Into the Wild is about a young man, Chris McCandless, who gave up all his money a gave into his instinct to go "anywhere but here." It was this aspect of his life that attracted me to the book and was very excited to see the movie. The only thing I would not have done that he does is burn the cash I have but also it's different for women, I would not feel safe hitchhiking around America (or anywhere else) and so some of the things he was able to do.
Honestly I had read about Chris before I read the book. News reports sais a young man died in Alaska and the general consensus was that he was young, inexperienced and stupid so he died as a result of his own mistakes. I bought into that completely and had little sympathy. My judgement came too early, and I feel badly about that. Then I read the Krakauer book and felt I better understood this man's purpose and what happened. The real tragedy is his few miscalculations (there was a spot that was pretty close to the bus he called home in Alaska where he could have crossed that river and had he known that the story would have a much different ending.
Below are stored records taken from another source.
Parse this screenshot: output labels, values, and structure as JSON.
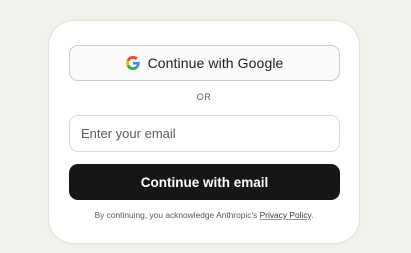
{
  "auth": {
    "google_button_label": "Continue with Google",
    "divider_text": "OR",
    "email_placeholder": "Enter your email",
    "email_value": "",
    "email_button_label": "Continue with email",
    "legal_prefix": "By continuing, you acknowledge Anthropic's ",
    "privacy_link_label": "Privacy Policy",
    "legal_suffix": "."
  },
  "icons": {
    "google": "google-g-logo"
  },
  "colors": {
    "page_background": "#f3f1ec",
    "card_background": "#ffffff",
    "primary_button": "#171614",
    "google_blue": "#4285F4",
    "google_red": "#EA4335",
    "google_yellow": "#FBBC05",
    "google_green": "#34A853"
  }
}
Most reviews I have read of the book have been bad and I do think you need to have read the book to enjoy the movie but I liked it. I think it did not fully explain some of Chris' reasons for doing what he did but it exelled at showing the impact he had on the lives of everyone who met him when he was on his adventure and how his disappearance affected his family. Both show one lesson he learned was clear: Happiness is only real when it is shared.
We live in a time when most Americans are more connected (internet, cell phones, IM, etc.) to each other but really disconnected to other people and nature. Most Americans spend their nights working or watching TV. TV is one of the most isolating thing. People come home and fufil part of Timothy Leary's ideas, they 'turn on and drop out.' People elsewhere do not do this. They spend their evenings either alone or with family but with the TV on, absorbed by whatever is on.
I get why this man ran away from the materialistic life he had always had and appreciate how freeing is must have felt to be on his own, for the first time in his life and be out there -- meeting new people and experiencing totally new things. I understand it because I try to do the same thing, though I cannot be as carefree as him but have taken several trips to places so remote there was no way to reach me unless you came and found me. I took a lot of precautions he never would have but it is so important to disengage from time to time. I challenge anyone who reads this to do just that: Take a trip to a place with no cell coverage or internet access. That's a tall order so if you cannot find a place like that, just turn the phone off on your next vacation. This is not meant to trivialize Chris' life or experiences but show that we can all learn something from him.
There is something I tell politicians (and others), when you are speaking to a group of people, you need to know that they are the most important people on earth. Do not check your blackberry when the person before you speaks because it is rude to them and your audience but we should think that way about the people we are with at gatherings of friends or family or whenever we go someplace new. We should learn to live in the moment and appreciate everything for what it is and not spend our time worrying about some work thing (and when you are on vacation, leave all the work accoutrements at home, there is nothing you can do about any crisis that occurs and if you spend your personal time doing work, you have missed the point). I saw a show where they interviewed really old people (over 90) and not one said "I wish I spent more time at the office." They all said they regretted not spending more time with friends and family and not telling the people about whom they cared that they loved them. That is the lesson Chris (not knowing him it's probably me projecting) tells us.
Happiness is not real unless it is shared. Chris McCandless aka Alexander Supertramp.Source(s): http://randomrambling.vox.com/ http://dcmetro.groups.vox.com/library/posts/ http://patrickwalsh.blog-city.com/fall_movie_revie...
- 4 years ago
Of course the quote/lesson of the book. Happiness is onlhy real when shared.